RECORD EXTRACTS Start Marker
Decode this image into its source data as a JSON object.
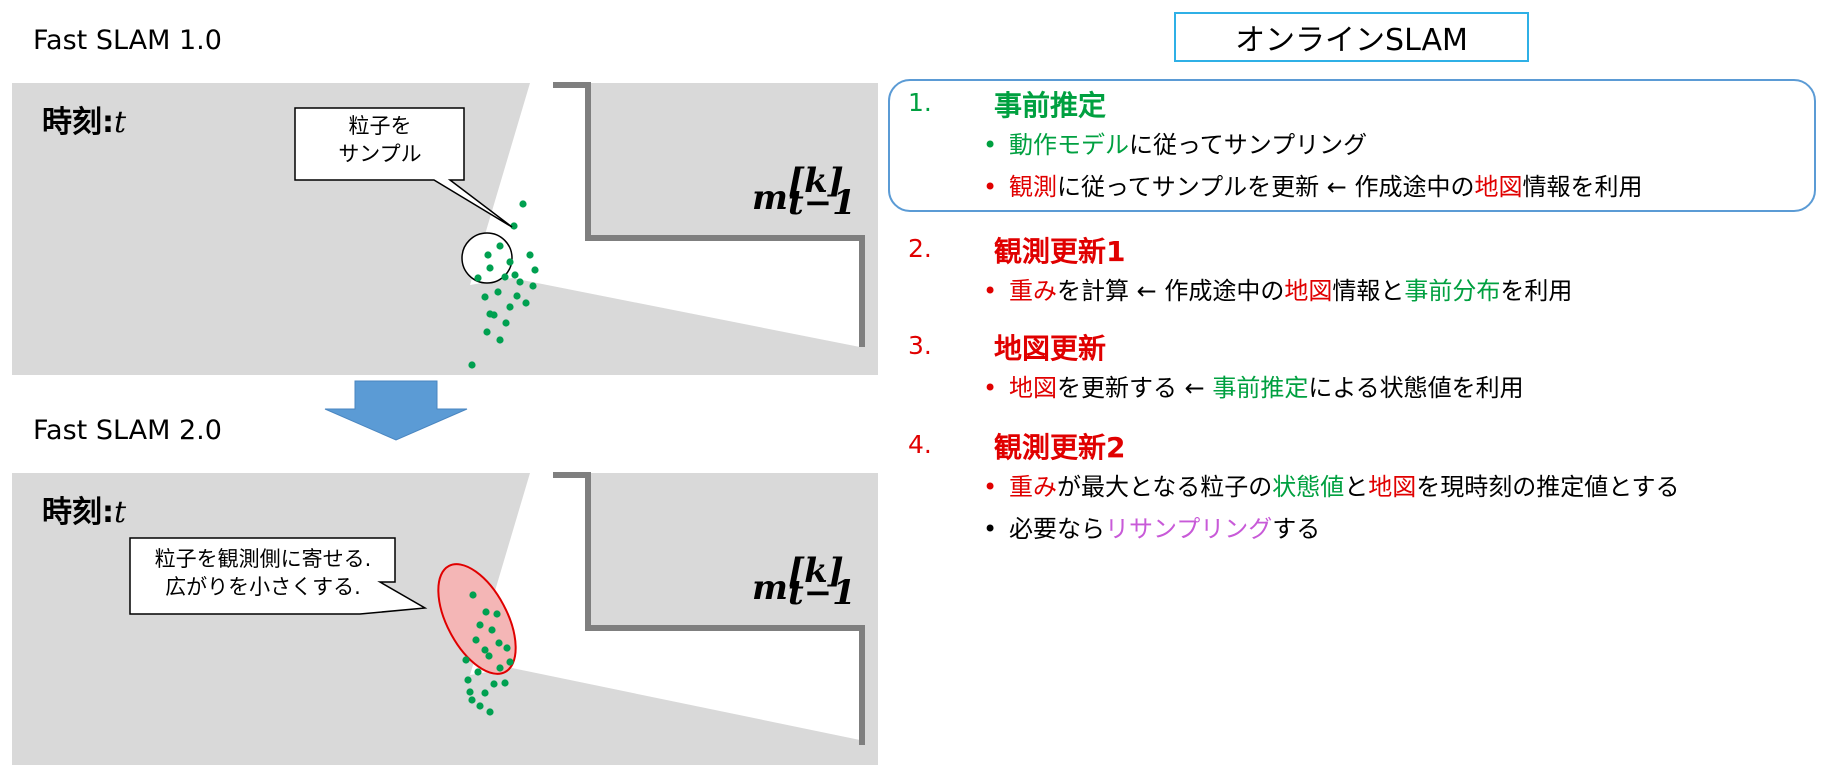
{
  "left": {
    "panel1_heading": "Fast SLAM 1.0",
    "panel2_heading": "Fast SLAM 2.0",
    "time_label": "時刻:",
    "time_var": "t",
    "map_label": {
      "base": "m",
      "sup": "[k]",
      "sub": "t−1"
    },
    "callout1": [
      "粒子を",
      "サンプル"
    ],
    "callout2": [
      "粒子を観測側に寄せる.",
      "広がりを小さくする."
    ]
  },
  "right": {
    "title": "オンラインSLAM",
    "steps": [
      {
        "number": "1.",
        "title": "事前推定",
        "bullets": [
          [
            {
              "t": "動作モデル",
              "c": "green"
            },
            {
              "t": "に従ってサンプリング",
              "c": "black"
            }
          ],
          [
            {
              "t": "観測",
              "c": "red"
            },
            {
              "t": "に従ってサンプルを更新 ← 作成途中の",
              "c": "black"
            },
            {
              "t": "地図",
              "c": "red"
            },
            {
              "t": "情報を利用",
              "c": "black"
            }
          ]
        ]
      },
      {
        "number": "2.",
        "title": "観測更新1",
        "bullets": [
          [
            {
              "t": "重み",
              "c": "red"
            },
            {
              "t": "を計算 ← 作成途中の",
              "c": "black"
            },
            {
              "t": "地図",
              "c": "red"
            },
            {
              "t": "情報と",
              "c": "black"
            },
            {
              "t": "事前分布",
              "c": "green"
            },
            {
              "t": "を利用",
              "c": "black"
            }
          ]
        ]
      },
      {
        "number": "3.",
        "title": "地図更新",
        "bullets": [
          [
            {
              "t": "地図",
              "c": "red"
            },
            {
              "t": "を更新する ← ",
              "c": "black"
            },
            {
              "t": "事前推定",
              "c": "green"
            },
            {
              "t": "による状態値を利用",
              "c": "black"
            }
          ]
        ]
      },
      {
        "number": "4.",
        "title": "観測更新2",
        "bullets": [
          [
            {
              "t": "重み",
              "c": "red"
            },
            {
              "t": "が最大となる粒子の",
              "c": "black"
            },
            {
              "t": "状態値",
              "c": "green"
            },
            {
              "t": "と",
              "c": "black"
            },
            {
              "t": "地図",
              "c": "red"
            },
            {
              "t": "を現時刻の推定値とする",
              "c": "black"
            }
          ],
          [
            {
              "t": "必要なら",
              "c": "black"
            },
            {
              "t": "リサンプリング",
              "c": "purple"
            },
            {
              "t": "する",
              "c": "black"
            }
          ]
        ]
      }
    ]
  },
  "colors": {
    "green": "#00a040",
    "red": "#e00000",
    "purple": "#c85ad8",
    "black": "#000000",
    "title_border": "#2fb0e6",
    "step1_border": "#5b9bd5",
    "panel_gray": "#d9d9d9",
    "wall_gray": "#7f7f7f",
    "arrow_blue": "#5b9bd5",
    "ellipse_fill": "#f4b6b6"
  }
}
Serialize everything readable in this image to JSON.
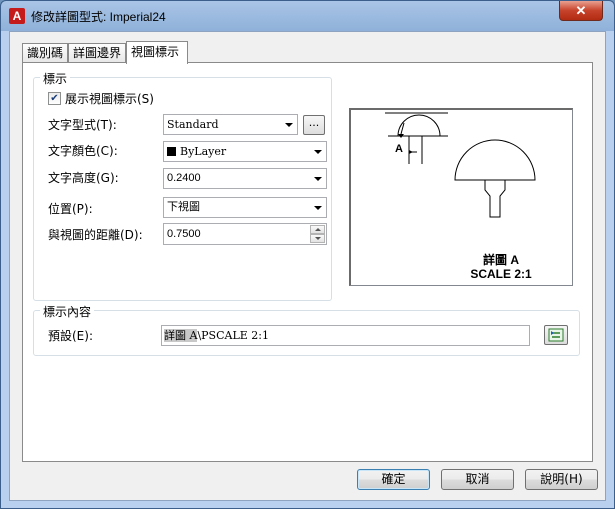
{
  "window": {
    "title": "修改詳圖型式: Imperial24",
    "app_icon": "A",
    "close_glyph": "✕"
  },
  "tabs": [
    {
      "label": "識別碼",
      "active": false
    },
    {
      "label": "詳圖邊界",
      "active": false
    },
    {
      "label": "視圖標示",
      "active": true
    }
  ],
  "label_group": {
    "title": "標示",
    "show_checkbox": {
      "label": "展示視圖標示(S)",
      "checked": true
    },
    "text_style": {
      "label": "文字型式(T):",
      "value": "Standard",
      "browse_label": "..."
    },
    "text_color": {
      "label": "文字顏色(C):",
      "value": "ByLayer"
    },
    "text_height": {
      "label": "文字高度(G):",
      "value": "0.2400"
    },
    "position": {
      "label": "位置(P):",
      "value": "下視圖"
    },
    "offset": {
      "label": "與視圖的距離(D):",
      "value": "0.7500"
    }
  },
  "preview": {
    "marker_letter": "A",
    "caption_line1": "詳圖 A",
    "caption_line2": "SCALE 2:1"
  },
  "content_group": {
    "title": "標示內容",
    "default": {
      "label": "預設(E):",
      "value_part1": "詳圖 ",
      "value_part2": "A",
      "value_part3": "\\PSCALE 2:1"
    }
  },
  "buttons": {
    "ok": "確定",
    "cancel": "取消",
    "help": "說明(H)"
  },
  "colors": {
    "title_gradient_top": "#a9c4e6",
    "close_red": "#c7432b",
    "default_button_border": "#3c7fb1",
    "insert_field_icon": "#2d7d2d"
  }
}
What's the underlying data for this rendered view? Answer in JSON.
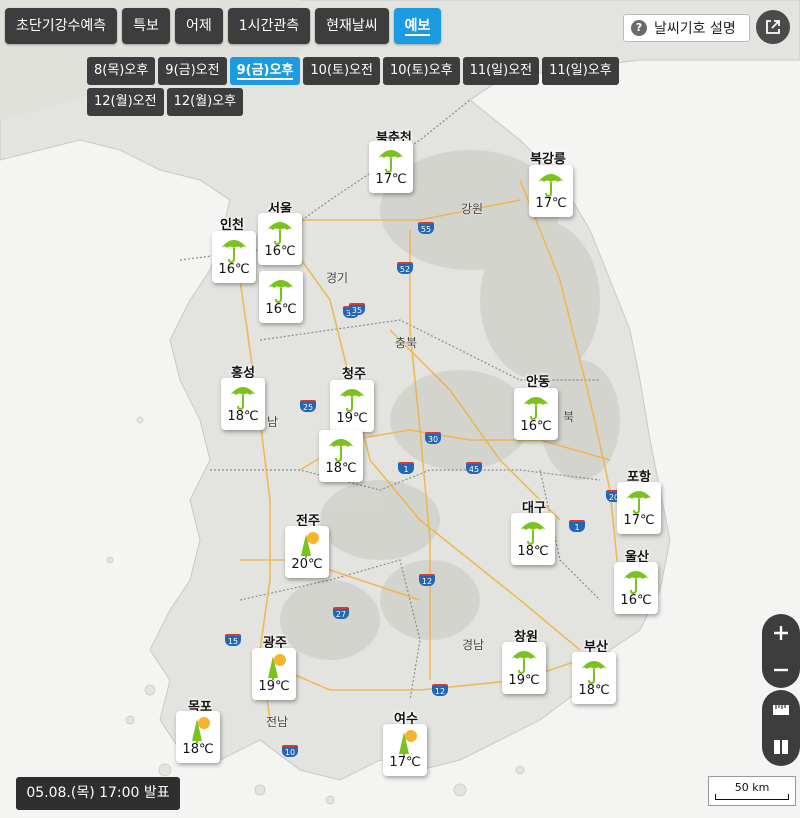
{
  "tabs": [
    {
      "label": "초단기강수예측",
      "active": false
    },
    {
      "label": "특보",
      "active": false
    },
    {
      "label": "어제",
      "active": false
    },
    {
      "label": "1시간관측",
      "active": false
    },
    {
      "label": "현재날씨",
      "active": false
    },
    {
      "label": "예보",
      "active": true
    }
  ],
  "times": [
    {
      "label": "8(목)오후",
      "active": false
    },
    {
      "label": "9(금)오전",
      "active": false
    },
    {
      "label": "9(금)오후",
      "active": true
    },
    {
      "label": "10(토)오전",
      "active": false
    },
    {
      "label": "10(토)오후",
      "active": false
    },
    {
      "label": "11(일)오전",
      "active": false
    },
    {
      "label": "11(일)오후",
      "active": false
    },
    {
      "label": "12(월)오전",
      "active": false
    },
    {
      "label": "12(월)오후",
      "active": false
    }
  ],
  "legend_button": "날씨기호 설명",
  "legend_icon": "?",
  "issued": "05.08.(목) 17:00 발표",
  "scale": "50 km",
  "regions": [
    "강원",
    "경기",
    "충북",
    "남",
    "경남",
    "전남",
    "북"
  ],
  "roads": [
    "55",
    "52",
    "35",
    "25",
    "30",
    "1",
    "45",
    "20",
    "12",
    "27",
    "15",
    "10"
  ],
  "weather": [
    {
      "city": "북춘천",
      "temp": "17℃",
      "icon": "rain-umbrella-icon"
    },
    {
      "city": "북강릉",
      "temp": "17℃",
      "icon": "rain-umbrella-icon"
    },
    {
      "city": "인천",
      "temp": "16℃",
      "icon": "rain-umbrella-icon"
    },
    {
      "city": "서울",
      "temp": "16℃",
      "icon": "rain-umbrella-icon"
    },
    {
      "city": "",
      "temp": "16℃",
      "icon": "rain-umbrella-icon"
    },
    {
      "city": "홍성",
      "temp": "18℃",
      "icon": "rain-umbrella-icon"
    },
    {
      "city": "청주",
      "temp": "19℃",
      "icon": "rain-umbrella-icon"
    },
    {
      "city": "",
      "temp": "18℃",
      "icon": "rain-umbrella-icon"
    },
    {
      "city": "안동",
      "temp": "16℃",
      "icon": "rain-umbrella-icon"
    },
    {
      "city": "포항",
      "temp": "17℃",
      "icon": "rain-umbrella-icon"
    },
    {
      "city": "대구",
      "temp": "18℃",
      "icon": "rain-umbrella-icon"
    },
    {
      "city": "전주",
      "temp": "20℃",
      "icon": "rain-sun-icon"
    },
    {
      "city": "울산",
      "temp": "16℃",
      "icon": "rain-umbrella-icon"
    },
    {
      "city": "광주",
      "temp": "19℃",
      "icon": "rain-sun-icon"
    },
    {
      "city": "창원",
      "temp": "19℃",
      "icon": "rain-umbrella-icon"
    },
    {
      "city": "부산",
      "temp": "18℃",
      "icon": "rain-umbrella-icon"
    },
    {
      "city": "목포",
      "temp": "18℃",
      "icon": "rain-sun-icon"
    },
    {
      "city": "여수",
      "temp": "17℃",
      "icon": "rain-sun-icon"
    }
  ],
  "colors": {
    "active": "#1d9be0",
    "dark": "#3d3d3d",
    "umbrella": "#7cc21f",
    "sun": "#f7b32b",
    "land": "#e3e3df",
    "sea": "#ffffff"
  }
}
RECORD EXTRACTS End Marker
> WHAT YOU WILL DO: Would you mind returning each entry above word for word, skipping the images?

> EXPECTED ANSWER:
Decode this image into its source data as a JSON object.
{
  "left": {
    "panel1_heading": "Fast SLAM 1.0",
    "panel2_heading": "Fast SLAM 2.0",
    "time_label": "時刻:",
    "time_var": "t",
    "map_label": {
      "base": "m",
      "sup": "[k]",
      "sub": "t−1"
    },
    "callout1": [
      "粒子を",
      "サンプル"
    ],
    "callout2": [
      "粒子を観測側に寄せる.",
      "広がりを小さくする."
    ]
  },
  "right": {
    "title": "オンラインSLAM",
    "steps": [
      {
        "number": "1.",
        "title": "事前推定",
        "bullets": [
          [
            {
              "t": "動作モデル",
              "c": "green"
            },
            {
              "t": "に従ってサンプリング",
              "c": "black"
            }
          ],
          [
            {
              "t": "観測",
              "c": "red"
            },
            {
              "t": "に従ってサンプルを更新 ← 作成途中の",
              "c": "black"
            },
            {
              "t": "地図",
              "c": "red"
            },
            {
              "t": "情報を利用",
              "c": "black"
            }
          ]
        ]
      },
      {
        "number": "2.",
        "title": "観測更新1",
        "bullets": [
          [
            {
              "t": "重み",
              "c": "red"
            },
            {
              "t": "を計算 ← 作成途中の",
              "c": "black"
            },
            {
              "t": "地図",
              "c": "red"
            },
            {
              "t": "情報と",
              "c": "black"
            },
            {
              "t": "事前分布",
              "c": "green"
            },
            {
              "t": "を利用",
              "c": "black"
            }
          ]
        ]
      },
      {
        "number": "3.",
        "title": "地図更新",
        "bullets": [
          [
            {
              "t": "地図",
              "c": "red"
            },
            {
              "t": "を更新する ← ",
              "c": "black"
            },
            {
              "t": "事前推定",
              "c": "green"
            },
            {
              "t": "による状態値を利用",
              "c": "black"
            }
          ]
        ]
      },
      {
        "number": "4.",
        "title": "観測更新2",
        "bullets": [
          [
            {
              "t": "重み",
              "c": "red"
            },
            {
              "t": "が最大となる粒子の",
              "c": "black"
            },
            {
              "t": "状態値",
              "c": "green"
            },
            {
              "t": "と",
              "c": "black"
            },
            {
              "t": "地図",
              "c": "red"
            },
            {
              "t": "を現時刻の推定値とする",
              "c": "black"
            }
          ],
          [
            {
              "t": "必要なら",
              "c": "black"
            },
            {
              "t": "リサンプリング",
              "c": "purple"
            },
            {
              "t": "する",
              "c": "black"
            }
          ]
        ]
      }
    ]
  },
  "colors": {
    "green": "#00a040",
    "red": "#e00000",
    "purple": "#c85ad8",
    "black": "#000000",
    "title_border": "#2fb0e6",
    "step1_border": "#5b9bd5",
    "panel_gray": "#d9d9d9",
    "wall_gray": "#7f7f7f",
    "arrow_blue": "#5b9bd5",
    "ellipse_fill": "#f4b6b6"
  }
}
Serialize everything readable in this image to JSON.
{
  "window": {
    "title": "修改詳圖型式: Imperial24",
    "app_icon": "A",
    "close_glyph": "✕"
  },
  "tabs": [
    {
      "label": "識別碼",
      "active": false
    },
    {
      "label": "詳圖邊界",
      "active": false
    },
    {
      "label": "視圖標示",
      "active": true
    }
  ],
  "label_group": {
    "title": "標示",
    "show_checkbox": {
      "label": "展示視圖標示(S)",
      "checked": true
    },
    "text_style": {
      "label": "文字型式(T):",
      "value": "Standard",
      "browse_label": "..."
    },
    "text_color": {
      "label": "文字顏色(C):",
      "value": "ByLayer"
    },
    "text_height": {
      "label": "文字高度(G):",
      "value": "0.2400"
    },
    "position": {
      "label": "位置(P):",
      "value": "下視圖"
    },
    "offset": {
      "label": "與視圖的距離(D):",
      "value": "0.7500"
    }
  },
  "preview": {
    "marker_letter": "A",
    "caption_line1": "詳圖 A",
    "caption_line2": "SCALE 2:1"
  },
  "content_group": {
    "title": "標示內容",
    "default": {
      "label": "預設(E):",
      "value_part1": "詳圖 ",
      "value_part2": "A",
      "value_part3": "\\PSCALE 2:1"
    }
  },
  "buttons": {
    "ok": "確定",
    "cancel": "取消",
    "help": "說明(H)"
  },
  "colors": {
    "title_gradient_top": "#a9c4e6",
    "close_red": "#c7432b",
    "default_button_border": "#3c7fb1",
    "insert_field_icon": "#2d7d2d"
  }
}
What's the underlying data for this rendered view? Answer in JSON.
{
  "tabs": [
    {
      "label": "초단기강수예측",
      "active": false
    },
    {
      "label": "특보",
      "active": false
    },
    {
      "label": "어제",
      "active": false
    },
    {
      "label": "1시간관측",
      "active": false
    },
    {
      "label": "현재날씨",
      "active": false
    },
    {
      "label": "예보",
      "active": true
    }
  ],
  "times": [
    {
      "label": "8(목)오후",
      "active": false
    },
    {
      "label": "9(금)오전",
      "active": false
    },
    {
      "label": "9(금)오후",
      "active": true
    },
    {
      "label": "10(토)오전",
      "active": false
    },
    {
      "label": "10(토)오후",
      "active": false
    },
    {
      "label": "11(일)오전",
      "active": false
    },
    {
      "label": "11(일)오후",
      "active": false
    },
    {
      "label": "12(월)오전",
      "active": false
    },
    {
      "label": "12(월)오후",
      "active": false
    }
  ],
  "legend_button": "날씨기호 설명",
  "legend_icon": "?",
  "issued": "05.08.(목) 17:00 발표",
  "scale": "50 km",
  "regions": [
    "강원",
    "경기",
    "충북",
    "남",
    "경남",
    "전남",
    "북"
  ],
  "roads": [
    "55",
    "52",
    "35",
    "25",
    "30",
    "1",
    "45",
    "20",
    "12",
    "27",
    "15",
    "10"
  ],
  "weather": [
    {
      "city": "북춘천",
      "temp": "17℃",
      "icon": "rain-umbrella-icon"
    },
    {
      "city": "북강릉",
      "temp": "17℃",
      "icon": "rain-umbrella-icon"
    },
    {
      "city": "인천",
      "temp": "16℃",
      "icon": "rain-umbrella-icon"
    },
    {
      "city": "서울",
      "temp": "16℃",
      "icon": "rain-umbrella-icon"
    },
    {
      "city": "",
      "temp": "16℃",
      "icon": "rain-umbrella-icon"
    },
    {
      "city": "홍성",
      "temp": "18℃",
      "icon": "rain-umbrella-icon"
    },
    {
      "city": "청주",
      "temp": "19℃",
      "icon": "rain-umbrella-icon"
    },
    {
      "city": "",
      "temp": "18℃",
      "icon": "rain-umbrella-icon"
    },
    {
      "city": "안동",
      "temp": "16℃",
      "icon": "rain-umbrella-icon"
    },
    {
      "city": "포항",
      "temp": "17℃",
      "icon": "rain-umbrella-icon"
    },
    {
      "city": "대구",
      "temp": "18℃",
      "icon": "rain-umbrella-icon"
    },
    {
      "city": "전주",
      "temp": "20℃",
      "icon": "rain-sun-icon"
    },
    {
      "city": "울산",
      "temp": "16℃",
      "icon": "rain-umbrella-icon"
    },
    {
      "city": "광주",
      "temp": "19℃",
      "icon": "rain-sun-icon"
    },
    {
      "city": "창원",
      "temp": "19℃",
      "icon": "rain-umbrella-icon"
    },
    {
      "city": "부산",
      "temp": "18℃",
      "icon": "rain-umbrella-icon"
    },
    {
      "city": "목포",
      "temp": "18℃",
      "icon": "rain-sun-icon"
    },
    {
      "city": "여수",
      "temp": "17℃",
      "icon": "rain-sun-icon"
    }
  ],
  "colors": {
    "active": "#1d9be0",
    "dark": "#3d3d3d",
    "umbrella": "#7cc21f",
    "sun": "#f7b32b",
    "land": "#e3e3df",
    "sea": "#ffffff"
  }
}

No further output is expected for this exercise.